Long before the first official game of the Eagles season started, the parking lot pregaming was off to a fast start as die-hard fans decked in all manner of green proved it’s never too early to drink a beer, eat a pretzel, or toss a bean bag.
By 8:30 a.m. streets around Lincoln Financial Field were at a near standstill, as some drivers merged aggressively toward the reserved lots and others inched toward cheaper spaces farther away.
Maria and Antonio Silva, who have been tailgating since 1991, knew better than to arrive that late. The Medford couple were at the Linc by 5:30 and had their 30-foot, Go Green RV in their traditional parking space as soon as Lot K opened. By 9, they had their food and chairs ready and could kick back and start eating and drinking.
“Nobody will ever take this space away from us,” Maria Silva said.

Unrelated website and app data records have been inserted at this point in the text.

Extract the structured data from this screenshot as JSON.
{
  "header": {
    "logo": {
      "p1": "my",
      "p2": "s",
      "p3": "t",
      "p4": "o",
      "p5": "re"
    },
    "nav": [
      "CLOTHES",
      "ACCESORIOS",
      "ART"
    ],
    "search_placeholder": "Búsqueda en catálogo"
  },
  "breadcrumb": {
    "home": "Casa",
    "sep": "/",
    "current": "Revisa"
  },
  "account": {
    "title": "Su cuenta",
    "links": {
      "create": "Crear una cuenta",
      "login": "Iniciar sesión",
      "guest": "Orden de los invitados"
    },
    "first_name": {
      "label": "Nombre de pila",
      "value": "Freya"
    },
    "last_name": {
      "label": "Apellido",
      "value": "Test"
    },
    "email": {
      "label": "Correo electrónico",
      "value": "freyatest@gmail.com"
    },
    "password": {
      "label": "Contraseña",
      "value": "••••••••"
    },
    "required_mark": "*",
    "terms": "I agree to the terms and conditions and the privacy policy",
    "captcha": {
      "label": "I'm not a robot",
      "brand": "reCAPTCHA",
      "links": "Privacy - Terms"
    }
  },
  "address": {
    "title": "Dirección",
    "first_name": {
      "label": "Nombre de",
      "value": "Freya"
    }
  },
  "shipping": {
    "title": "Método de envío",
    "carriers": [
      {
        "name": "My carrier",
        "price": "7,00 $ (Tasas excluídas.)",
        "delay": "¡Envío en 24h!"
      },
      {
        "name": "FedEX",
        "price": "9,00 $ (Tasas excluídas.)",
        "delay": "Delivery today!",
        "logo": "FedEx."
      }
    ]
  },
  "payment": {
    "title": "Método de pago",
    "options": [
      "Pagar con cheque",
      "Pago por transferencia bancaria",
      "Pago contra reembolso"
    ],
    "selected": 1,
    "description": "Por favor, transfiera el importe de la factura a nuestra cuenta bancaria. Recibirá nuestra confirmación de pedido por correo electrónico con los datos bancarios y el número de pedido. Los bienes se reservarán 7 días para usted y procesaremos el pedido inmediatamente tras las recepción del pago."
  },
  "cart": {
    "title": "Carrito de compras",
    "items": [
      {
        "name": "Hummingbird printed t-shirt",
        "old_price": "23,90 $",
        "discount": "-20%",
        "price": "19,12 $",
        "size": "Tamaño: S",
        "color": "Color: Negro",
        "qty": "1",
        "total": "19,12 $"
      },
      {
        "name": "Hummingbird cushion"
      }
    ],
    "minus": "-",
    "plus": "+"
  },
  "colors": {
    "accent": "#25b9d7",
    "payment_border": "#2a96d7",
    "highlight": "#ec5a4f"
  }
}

Tony Silva manned a well-stocked grill and rotisserie while Maria mingled with guests wearing green lipstick and tall green boots, a glass of wine cradled in a green necklace-like, crocheted wine glass holder.

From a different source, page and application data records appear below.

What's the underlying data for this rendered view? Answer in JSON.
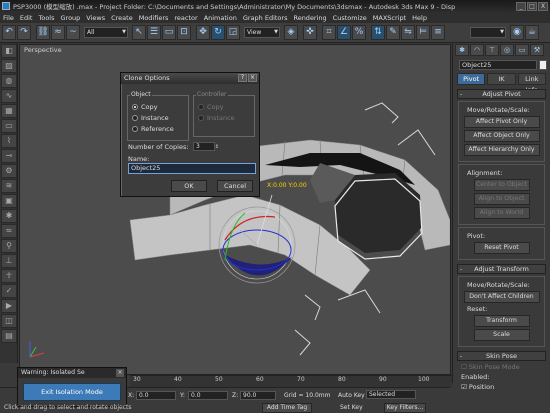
{
  "window": {
    "title": "PSP3000 (模型缩放) .max   - Project Folder: C:\\Documents and Settings\\Administrator\\My Documents\\3dsmax   - Autodesk 3ds Max 9   - Disp",
    "buttons": [
      "_",
      "□",
      "X"
    ]
  },
  "menu": [
    "File",
    "Edit",
    "Tools",
    "Group",
    "Views",
    "Create",
    "Modifiers",
    "reactor",
    "Animation",
    "Graph Editors",
    "Rendering",
    "Customize",
    "MAXScript",
    "Help"
  ],
  "toolbar": {
    "selection_filter": "All",
    "ref_coord": "View"
  },
  "viewport": {
    "label": "Perspective",
    "coord_readout": "X:0.00 Y:0.00"
  },
  "clone_dialog": {
    "title": "Clone Options",
    "object_group": "Object",
    "options": [
      "Copy",
      "Instance",
      "Reference"
    ],
    "selected_option": "Copy",
    "controller_group": "Controller",
    "controller_options": [
      "Copy",
      "Instance"
    ],
    "num_copies_label": "Number of Copies:",
    "num_copies": "3",
    "name_label": "Name:",
    "name_value": "Object25",
    "ok": "OK",
    "cancel": "Cancel"
  },
  "command_panel": {
    "object_name": "Object25",
    "tabs": [
      "Pivot",
      "IK",
      "Link Info"
    ],
    "active_tab": "Pivot",
    "adjust_pivot": {
      "title": "Adjust Pivot",
      "move_label": "Move/Rotate/Scale:",
      "buttons": [
        "Affect Pivot Only",
        "Affect Object Only",
        "Affect Hierarchy Only"
      ]
    },
    "alignment": {
      "label": "Alignment:",
      "buttons": [
        "Center to Object",
        "Align to Object",
        "Align to World"
      ]
    },
    "pivot": {
      "label": "Pivot:",
      "reset": "Reset Pivot"
    },
    "adjust_transform": {
      "title": "Adjust Transform",
      "move_label": "Move/Rotate/Scale:",
      "dont_affect": "Don't Affect Children",
      "reset_label": "Reset:",
      "transform": "Transform",
      "scale": "Scale"
    },
    "skin_pose": {
      "title": "Skin Pose",
      "mode": "Skin Pose Mode",
      "enabled": "Enabled:",
      "position": "Position"
    }
  },
  "timeline": {
    "ticks": [
      "30",
      "40",
      "50",
      "60",
      "70",
      "80",
      "90",
      "100"
    ]
  },
  "status": {
    "x_label": "X:",
    "x_value": "0.0",
    "y_label": "Y:",
    "y_value": "0.0",
    "z_label": "Z:",
    "z_value": "90.0",
    "grid": "Grid = 10.0mm",
    "auto_key": "Auto Key",
    "set_key": "Set Key",
    "selected": "Selected",
    "key_filters": "Key Filters...",
    "add_time_tag": "Add Time Tag",
    "message": "Click and drag to select and rotate objects"
  },
  "isolation": {
    "title": "Warning: Isolated Se",
    "button": "Exit Isolation Mode"
  }
}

She had tried to go to bed early Saturday night but was too excited to sleep. It was tough to get up at 4. “We prefer 8 p.m. games," she said.
They make good time on Sunday mornings. “Our RV is equipped with lights and a siren,” she joked. “I don’t know if I’m supposed to tell you that. They’re green lights.”

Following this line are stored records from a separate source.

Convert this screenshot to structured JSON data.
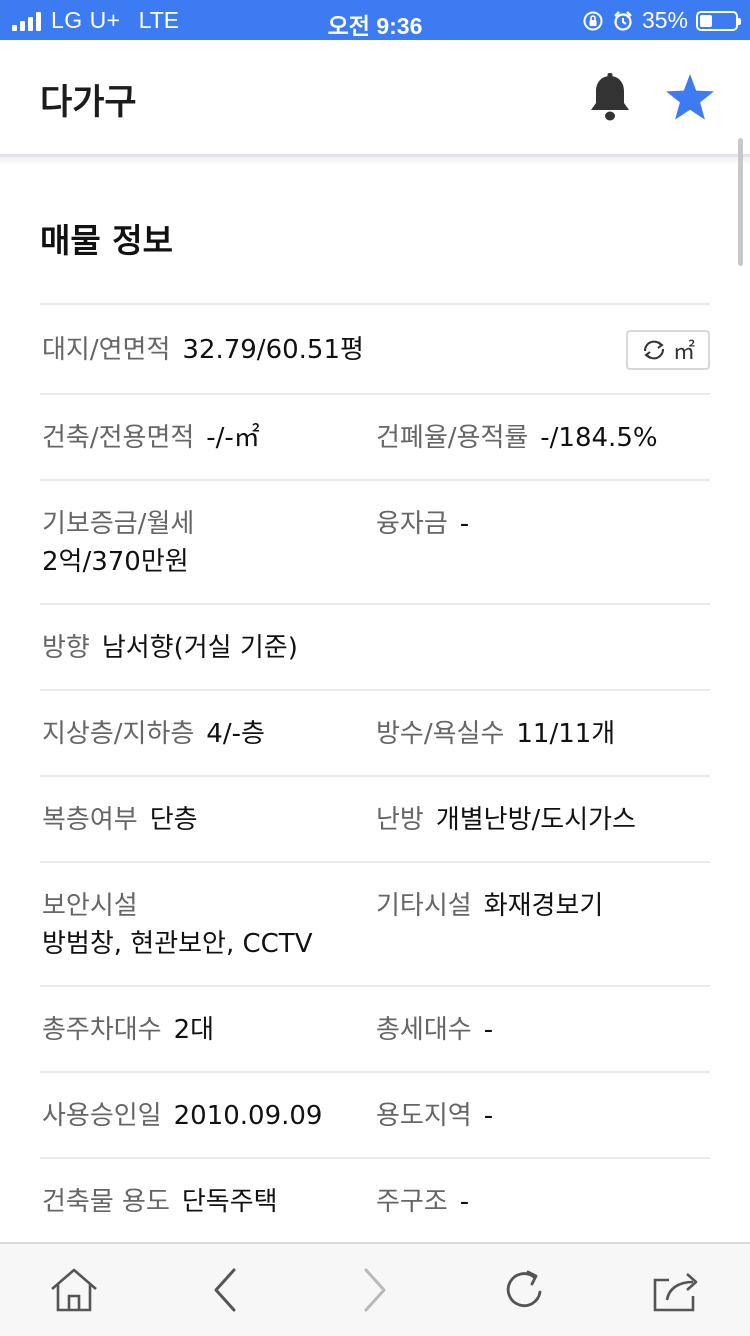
{
  "status_bar": {
    "carrier": "LG U+",
    "network": "LTE",
    "time": "오전 9:36",
    "battery_percent": "35%",
    "battery_level": 0.35
  },
  "header": {
    "title": "다가구",
    "icons": [
      "bell-icon",
      "star-icon"
    ],
    "star_color": "#3d7bf2",
    "bell_color": "#333333"
  },
  "section": {
    "title": "매물 정보"
  },
  "unit_toggle": {
    "label": "㎡",
    "icon": "refresh-icon"
  },
  "rows": [
    {
      "left": {
        "label": "대지/연면적",
        "value": "32.79/60.51평"
      }
    },
    {
      "left": {
        "label": "건축/전용면적",
        "value": "-/-㎡"
      },
      "right": {
        "label": "건폐율/용적률",
        "value": "-/184.5%"
      }
    },
    {
      "left": {
        "label": "기보증금/월세",
        "value": "2억/370만원"
      },
      "right": {
        "label": "융자금",
        "value": "-"
      }
    },
    {
      "left": {
        "label": "방향",
        "value": "남서향(거실 기준)"
      }
    },
    {
      "left": {
        "label": "지상층/지하층",
        "value": "4/-층"
      },
      "right": {
        "label": "방수/욕실수",
        "value": "11/11개"
      }
    },
    {
      "left": {
        "label": "복층여부",
        "value": "단층"
      },
      "right": {
        "label": "난방",
        "value": "개별난방/도시가스"
      }
    },
    {
      "left": {
        "label": "보안시설",
        "value": "방범창, 현관보안, CCTV"
      },
      "right": {
        "label": "기타시설",
        "value": "화재경보기"
      }
    },
    {
      "left": {
        "label": "총주차대수",
        "value": "2대"
      },
      "right": {
        "label": "총세대수",
        "value": "-"
      }
    },
    {
      "left": {
        "label": "사용승인일",
        "value": "2010.09.09"
      },
      "right": {
        "label": "용도지역",
        "value": "-"
      }
    },
    {
      "left": {
        "label": "건축물 용도",
        "value": "단독주택"
      },
      "right": {
        "label": "주구조",
        "value": "-"
      }
    }
  ],
  "toolbar": {
    "icons": [
      "home-icon",
      "back-icon",
      "forward-icon",
      "reload-icon",
      "share-icon"
    ]
  }
}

She was happy to give a tour of the RV, which was, predictably, decorated from end to end in Eagles paraphernalia, including a prized photo with Eagles owner Jeffrey Lurie, who dropped by one day. The driver’s seat was draped in a Carson Wentz shirt. A Nick Foles shirt was on the passenger side.
They have to buy two season parking passes, at $350 each, for the RV, but Maria Silva doesn’t mind the price. “I love the Eagles. We love the Eagles,” she said. “Plus, the Eagles are the best tailgating team out there. … We like to have fun, and we know our football.”
Not far away, the Kosh family gathered around a smaller version of the fan tailgating dream, a small school bus painted Eagles green. It’s an appropriate vehicle for Ellen Kosh, a seventh-grade teacher at Wissahickon Middle School whose classroom is loaded with signs of Eagles fandom. Her students know, she said, that “if the Eagles lose on Sunday, they’d better hang their heads on Monday.”
She and her husband, Gabe Kosh, have been tailgating since 2003. “It’s like a big party,” he said. “It’s eight parties a year and then, if we get lucky, we have the playoffs.”
They expected 40 to 50 people to drop by Sunday morning for a spread that started with French toast casserole.
“We’ve planned births around this,” Ellen Kosh said. “We’ve planned weddings around this.”
Their son Brian and his wife, Ashley, were among Sunday’s revelers. They got married in 2014 during a bye week. The Eagles’ pep band came to their ceremony.
In the M lot, a bit farther from the Linc, the crowd was a little younger and louder.
Ron and Sherray Hoggard, both 38, from Hockessin, Del., like the excitement there and have tried to get into the M or N lots in the five years they’ve been tailgating. Usually, 20 or 30 of their friends join them during the early games. The numbers drop off later in the season as temperatures fall.
They arrived by 7, eager to soak in some Eagles enthusiasm (which fans would contend helped power the Eagles to come from behind to beat the Washington Redskins, 32-27). It’s hard to find in Delaware. “It’s just the love of the Eagles, just coming out here and being able to be amongst the fans,” Ron Hoggard said.
He was wearing green-and-white Nikes, green-and-white pants, and an Eagles hat while his wife was in more staid black.
“She’s a bigger Eagles fan than me,” he said. “That should not be understated because that’s why we got married.”
By a little after 10 a.m., they were already thinking of breaking down their tailgating gear because they’d been asked to hold the flag during the game.
For Mother’s Day, he bought her a cute little tent to hide a potty. “I cried,” she said.